Debbie McGee is one of the star names taking part in Pilgrimage: The Road to Santiago.
Seven famous faces are set to travel the famous medieval pilgrimage, the Camino de Santiago, in a new three-part travelogue series for BBC Two which begins tonight.
Bringing together religious and spiritual debate and personal stories of self-discovery, stars including Neil Morrissey, Heather Small and Debbie McGee will be stripped of their everyday comforts to become modern-day pilgrims as they make their way along this well-trodden pilgrimage route.
The group – made up of a variety of faiths and beliefs, including Christian, atheist and humanist – will live as simple pilgrims. Staying in traditional hostels and carrying everything they need on their backs, the seven pilgrims will travel through vast mountain ranges and stunning landscapes in France and Spain as they explore the spiritual meaning of the Camino de Santiago.
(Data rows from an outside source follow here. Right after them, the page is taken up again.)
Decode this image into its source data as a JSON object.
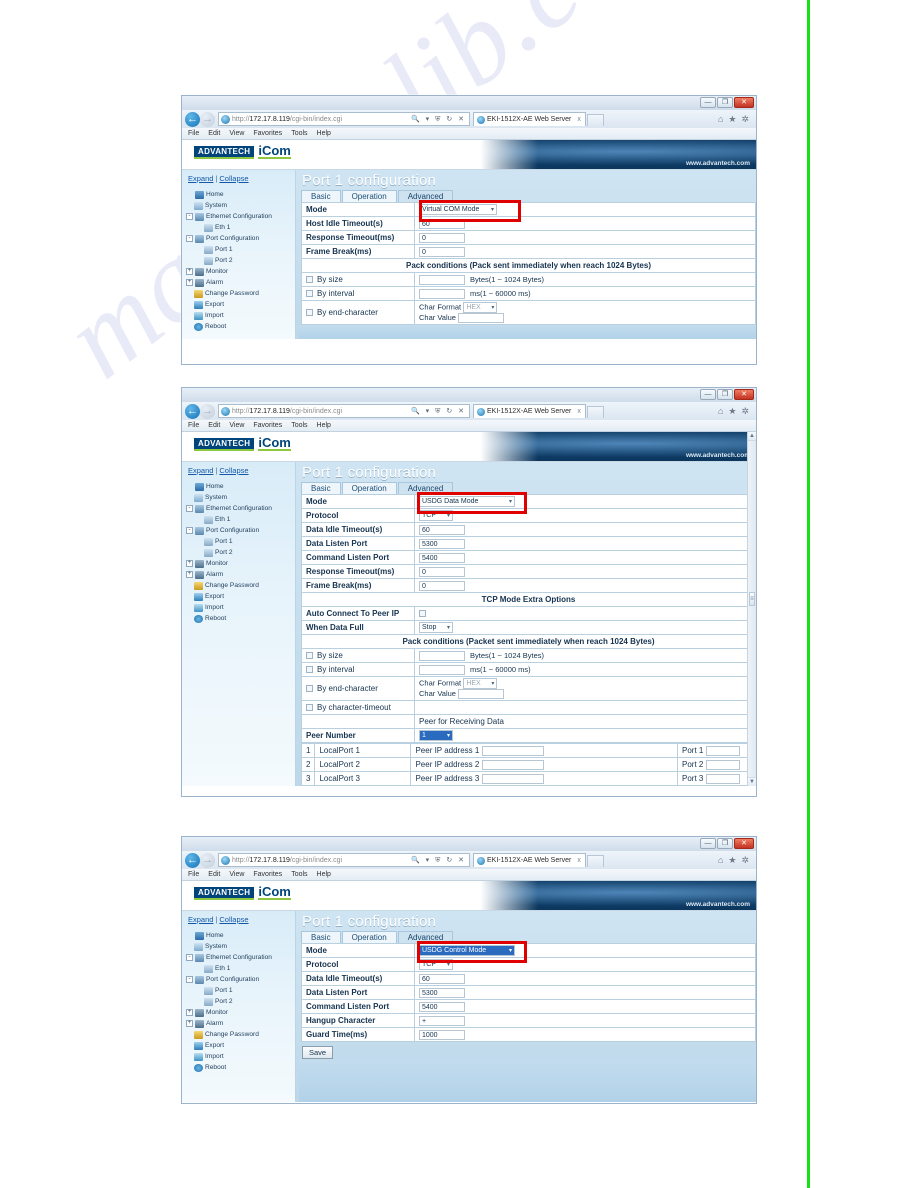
{
  "page": {
    "watermark": "manualslib.com",
    "accent_green": "#18e018",
    "highlight_color": "#e00000"
  },
  "browser": {
    "url_protocol": "http://",
    "url_host": "172.17.8.119",
    "url_path": "/cgi-bin/index.cgi",
    "tab_title": "EKI-1512X-AE Web Server",
    "tab_close": "x",
    "menu": [
      "File",
      "Edit",
      "View",
      "Favorites",
      "Tools",
      "Help"
    ],
    "window_buttons": {
      "minimize": "—",
      "maximize": "❐",
      "close": "✕"
    },
    "address_icons": "🔍 ▾ ⛨ ↻ ✕",
    "toolbar_icons": [
      "home-icon",
      "favorites-icon",
      "settings-icon"
    ],
    "nav": {
      "back": "←",
      "forward": "→"
    }
  },
  "brand": {
    "logo_primary": "ADVANTECH",
    "logo_secondary": "iCom",
    "website": "www.advantech.com"
  },
  "sidebar": {
    "expand": "Expand",
    "separator": "|",
    "collapse": "Collapse",
    "items": [
      {
        "label": "Home",
        "level": 0,
        "icon": "home-icon",
        "toggle": ""
      },
      {
        "label": "System",
        "level": 1,
        "icon": "document-icon",
        "toggle": ""
      },
      {
        "label": "Ethernet Configuration",
        "level": 0,
        "icon": "folder-icon",
        "toggle": "-"
      },
      {
        "label": "Eth 1",
        "level": 2,
        "icon": "port-icon",
        "toggle": ""
      },
      {
        "label": "Port Configuration",
        "level": 0,
        "icon": "folder-icon",
        "toggle": "-"
      },
      {
        "label": "Port 1",
        "level": 2,
        "icon": "port-icon",
        "toggle": ""
      },
      {
        "label": "Port 2",
        "level": 2,
        "icon": "port-icon",
        "toggle": ""
      },
      {
        "label": "Monitor",
        "level": 0,
        "icon": "monitor-icon",
        "toggle": "+"
      },
      {
        "label": "Alarm",
        "level": 0,
        "icon": "monitor-icon",
        "toggle": "+"
      },
      {
        "label": "Change Password",
        "level": 1,
        "icon": "key-icon",
        "toggle": ""
      },
      {
        "label": "Export",
        "level": 1,
        "icon": "export-icon",
        "toggle": ""
      },
      {
        "label": "Import",
        "level": 1,
        "icon": "import-icon",
        "toggle": ""
      },
      {
        "label": "Reboot",
        "level": 1,
        "icon": "reboot-icon",
        "toggle": ""
      }
    ]
  },
  "common": {
    "page_title": "Port 1 configuration",
    "tabs": [
      "Basic",
      "Operation",
      "Advanced"
    ],
    "active_tab": "Advanced",
    "save_label": "Save",
    "caret": "▾"
  },
  "screen1": {
    "mode_label": "Mode",
    "mode_value": "Virtual COM Mode",
    "rows": [
      {
        "label": "Host Idle Timeout(s)",
        "value": "60"
      },
      {
        "label": "Response Timeout(ms)",
        "value": "0"
      },
      {
        "label": "Frame Break(ms)",
        "value": "0"
      }
    ],
    "pack_header": "Pack conditions (Pack sent immediately when reach 1024 Bytes)",
    "by_size": "By size",
    "by_size_hint": "Bytes(1 ~ 1024 Bytes)",
    "by_interval": "By interval",
    "by_interval_hint": "ms(1 ~ 60000 ms)",
    "by_end_character": "By end-character",
    "char_format_label": "Char Format",
    "char_format_value": "HEX",
    "char_value_label": "Char Value",
    "char_value": ""
  },
  "screen2": {
    "mode_label": "Mode",
    "mode_value": "USDG Data Mode",
    "protocol_label": "Protocol",
    "protocol_value": "TCP",
    "rows": [
      {
        "label": "Data Idle Timeout(s)",
        "value": "60"
      },
      {
        "label": "Data Listen Port",
        "value": "5300"
      },
      {
        "label": "Command Listen Port",
        "value": "5400"
      },
      {
        "label": "Response Timeout(ms)",
        "value": "0"
      },
      {
        "label": "Frame Break(ms)",
        "value": "0"
      }
    ],
    "tcp_extra_header": "TCP Mode Extra Options",
    "auto_connect_label": "Auto Connect To Peer IP",
    "when_data_full_label": "When Data Full",
    "when_data_full_value": "Stop",
    "pack_header": "Pack conditions (Packet sent immediately when reach 1024 Bytes)",
    "by_size": "By size",
    "by_size_hint": "Bytes(1 ~ 1024 Bytes)",
    "by_interval": "By interval",
    "by_interval_hint": "ms(1 ~ 60000 ms)",
    "by_end_character": "By end-character",
    "by_character_timeout": "By character-timeout",
    "char_format_label": "Char Format",
    "char_format_value": "HEX",
    "char_value_label": "Char Value",
    "char_value": "",
    "peer_section_header": "Peer for Receiving Data",
    "peer_number_label": "Peer Number",
    "peer_number_value": "1",
    "peer_rows": [
      {
        "index": "1",
        "local": "LocalPort 1",
        "peer_ip": "Peer IP address 1",
        "port": "Port 1"
      },
      {
        "index": "2",
        "local": "LocalPort 2",
        "peer_ip": "Peer IP address 2",
        "port": "Port 2"
      },
      {
        "index": "3",
        "local": "LocalPort 3",
        "peer_ip": "Peer IP address 3",
        "port": "Port 3"
      }
    ],
    "scrollbar": {
      "up": "▲",
      "down": "▼",
      "grip": "≡"
    }
  },
  "screen3": {
    "mode_label": "Mode",
    "mode_value": "USDG Control Mode",
    "protocol_label": "Protocol",
    "protocol_value": "TCP",
    "rows": [
      {
        "label": "Data Idle Timeout(s)",
        "value": "60"
      },
      {
        "label": "Data Listen Port",
        "value": "5300"
      },
      {
        "label": "Command Listen Port",
        "value": "5400"
      },
      {
        "label": "Hangup Character",
        "value": "+"
      },
      {
        "label": "Guard Time(ms)",
        "value": "1000"
      }
    ],
    "save_label": "Save"
  }
}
Walking alongside hundreds of other pilgrims, they visit historic landmarks and meet incredible people as they slowly reveal their own beliefs and faiths whilst learning more about themselves and each other.
But the journey is anything but a walk in the park. The physical challenge proves too much for some and the group comes together as theology debates both divide and unite along the way. The modern-day pilgrims also begin to question whether a medieval pilgrimage has spiritual relevance in today’s world as they gain a greater insight into the meaning of faith.
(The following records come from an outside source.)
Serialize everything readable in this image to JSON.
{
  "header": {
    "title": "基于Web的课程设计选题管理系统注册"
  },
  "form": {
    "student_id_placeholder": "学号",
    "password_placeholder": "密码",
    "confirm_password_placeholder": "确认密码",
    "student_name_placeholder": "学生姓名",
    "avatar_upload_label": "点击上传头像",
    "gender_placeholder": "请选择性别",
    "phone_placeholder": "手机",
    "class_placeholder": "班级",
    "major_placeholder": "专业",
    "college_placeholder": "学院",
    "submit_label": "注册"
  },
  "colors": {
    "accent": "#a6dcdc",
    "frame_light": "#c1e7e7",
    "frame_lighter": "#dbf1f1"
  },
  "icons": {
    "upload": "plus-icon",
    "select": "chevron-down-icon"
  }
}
Debbie McGee’s career has spanned the world of show business; from ballet and modern dance to TV, film and theatre. Debbie currently presents her own show on BBC Radio Berkshire and is well-known from her appearances on last year’s Strictly Come Dancing and Celebrity Master Chef. Debbie for nearly thirty years was married to the late magician Paul Daniels, she as Paul’s assistant reached millions of viewers weekly on his Magic Show, which aired on BBC One from the 1970s through to the 1990s.
Now Debbie shares her thoughts on her latest magical television experience.
What were you hoping to experience travelling the famous medieval pilgrimage, Camino de Santiago?
I wanted to find out what previous pilgrims had found so enlightening.
What was your favourite moment of the journey?
The early morning walks down into Santiago de Compostela. It was the final day when all seven of us walked as dawn was breaking into Santiago de Compostela.
What was the most challenging aspect?
Walking with blisters in the heat!
Did the pilgrimage impact on your own beliefs about faith?
Not at the time, but it made me think about my faith afterwards.
What was the most surprising thing you learned – either about the people you met, the places you visited or yourself?
I could rough it with more ease than I would have expected.
What is the one piece of advice you would give to somebody considering the Camino de Santiago?
Stay in nice hotels and have your luggage sent on ahead!